From tales of raids and pillaging to Norse mythology and their horned helmets, we all believe we are familiar with the Vikings. How much of this is fact versus fiction? This brief summary can help you refresh your understanding of Vikings. You will be prepared to embark on your very own Viking adventure.
The Vikings, or "Vikingr" in Old Norse, are the collective name for the Scandinavian explorers, traders, and warriors who plundered, traded, explored, and populated significant portions of Europe, Asia, and the North Atlantic islands from about the seventh to eleventh centuries.
The Viking Age lasted from 793, when the first Viking raid on the Lindisfarne monastery in Northern England occurred, to 1066, when the crucial Battle of Hastings took place. The Viking Age had a significant impact on the medieval history of Scandinavia, Great Britain, Ireland, and a number of other European nations.
Prior to their conversion to Christianity, the Vikings had their own religious system, Norse mythology. Gods such as Odin, Thor, Loki, and Frey dominated Norse mythology. Death in combat was the most prestigious way to depart this world. This would ensure you a seat in Valhalla, a vast hall ruled by Odin where amazing dinners were hosted nightly and preparations were made to aid Odin in the apocalyptic wars preceding Ragnarok (the end of the world). By the 10 and eleventh centuries, the majority, if not all, of the Norsemen had converted to Christianity, but they maintained many of their pagan beliefs until the late Middle Ages.
Vikings were feared for their renowned longships, which allowed them to traverse seas, shallow waters, and even land directly on beaches. Throughout what was then the known world, Norsemen traveled extensively throughout the Viking Age. Contrary to popular opinion, Vikings engaged in more than just raiding and plundering. In England, Scotland, Ireland, Normandy, and Iceland, they created a large number of prosperous communities.
Did you know that the Vikings were the first Europeans to set foot in North America? Under the leadership of Leif Erikson, the Vikings built a brief settlement in the territory that is now Canada. In 845, Vikings initially rowed up the Seine and laid siege to Paris. Norsemen demanded bribes from the city's rulers and launched three more attacks on Paris before a final assault in 886 ended the Vikings' reign of terror. In addition to terrorizing the entire coast of the North Atlantic, Vikings traveled to North Africa, Russia, Constantinople, and the Middle East.
Danegeld was a tax that the Vikings imposed on the nations they invaded.

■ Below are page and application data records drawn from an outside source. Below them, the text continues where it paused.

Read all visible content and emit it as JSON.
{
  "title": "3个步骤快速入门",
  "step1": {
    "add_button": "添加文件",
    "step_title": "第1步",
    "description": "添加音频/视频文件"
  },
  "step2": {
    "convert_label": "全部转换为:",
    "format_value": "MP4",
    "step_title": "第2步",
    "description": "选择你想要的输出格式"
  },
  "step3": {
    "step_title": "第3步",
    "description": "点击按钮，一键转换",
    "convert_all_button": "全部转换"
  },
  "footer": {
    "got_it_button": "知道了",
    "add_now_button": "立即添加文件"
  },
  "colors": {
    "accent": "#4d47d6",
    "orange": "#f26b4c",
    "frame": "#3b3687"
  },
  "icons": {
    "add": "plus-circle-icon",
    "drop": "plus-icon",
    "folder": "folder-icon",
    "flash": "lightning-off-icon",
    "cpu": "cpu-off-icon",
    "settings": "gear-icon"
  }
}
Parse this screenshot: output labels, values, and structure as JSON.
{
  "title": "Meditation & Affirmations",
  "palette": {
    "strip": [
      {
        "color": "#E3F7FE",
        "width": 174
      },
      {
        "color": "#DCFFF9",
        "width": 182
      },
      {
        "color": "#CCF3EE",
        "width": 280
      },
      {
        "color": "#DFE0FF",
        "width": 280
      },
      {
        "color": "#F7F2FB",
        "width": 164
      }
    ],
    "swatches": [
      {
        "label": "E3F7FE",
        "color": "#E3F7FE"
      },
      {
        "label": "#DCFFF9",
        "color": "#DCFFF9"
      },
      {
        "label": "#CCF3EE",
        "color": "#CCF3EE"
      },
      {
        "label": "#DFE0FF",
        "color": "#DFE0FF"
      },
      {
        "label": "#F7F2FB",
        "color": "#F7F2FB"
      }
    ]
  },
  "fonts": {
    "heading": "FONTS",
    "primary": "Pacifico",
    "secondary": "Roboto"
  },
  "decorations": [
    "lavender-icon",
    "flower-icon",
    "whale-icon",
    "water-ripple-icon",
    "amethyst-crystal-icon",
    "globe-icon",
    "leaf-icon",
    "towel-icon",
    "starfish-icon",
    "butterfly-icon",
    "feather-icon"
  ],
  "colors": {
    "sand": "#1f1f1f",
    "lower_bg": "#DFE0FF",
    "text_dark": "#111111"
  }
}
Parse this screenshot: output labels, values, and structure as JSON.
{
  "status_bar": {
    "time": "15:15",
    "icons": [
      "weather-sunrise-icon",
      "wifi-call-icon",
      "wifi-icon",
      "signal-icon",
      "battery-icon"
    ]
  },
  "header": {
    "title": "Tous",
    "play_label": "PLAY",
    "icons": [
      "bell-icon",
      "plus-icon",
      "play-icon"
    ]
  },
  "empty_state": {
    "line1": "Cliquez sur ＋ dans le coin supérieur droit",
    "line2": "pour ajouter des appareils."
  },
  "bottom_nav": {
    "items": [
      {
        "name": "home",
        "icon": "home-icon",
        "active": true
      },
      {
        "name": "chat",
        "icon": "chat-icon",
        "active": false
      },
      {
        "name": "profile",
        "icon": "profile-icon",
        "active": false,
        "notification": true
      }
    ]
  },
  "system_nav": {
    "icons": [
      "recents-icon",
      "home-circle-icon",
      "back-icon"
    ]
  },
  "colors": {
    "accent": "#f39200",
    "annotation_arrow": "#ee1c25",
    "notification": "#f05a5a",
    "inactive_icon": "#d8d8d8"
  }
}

By paying Danegeld, kings may prevent Viking raids on their regions. English, French, and other European rulers frequently paid the Vikings vast quantities of silver and other treasures as Danegeld.
The Vikings had their own alphabet, known as "futhark," based on the Germanic runic character. Using runes, the Vikings carved historical events into rocks, which are today called rune stones. Typically, the rune stones would describe the valiant exploits of a single chieftain and his warriors, as well as their victories in foreign conflicts. Runic inscriptions found on stones in Scandinavia, the British Isles, and as far as the Black Sea have contributed significantly to our understanding of the Vikings. Jelling, a UNESCO World Heritage site, contains examples of renowned rune stones.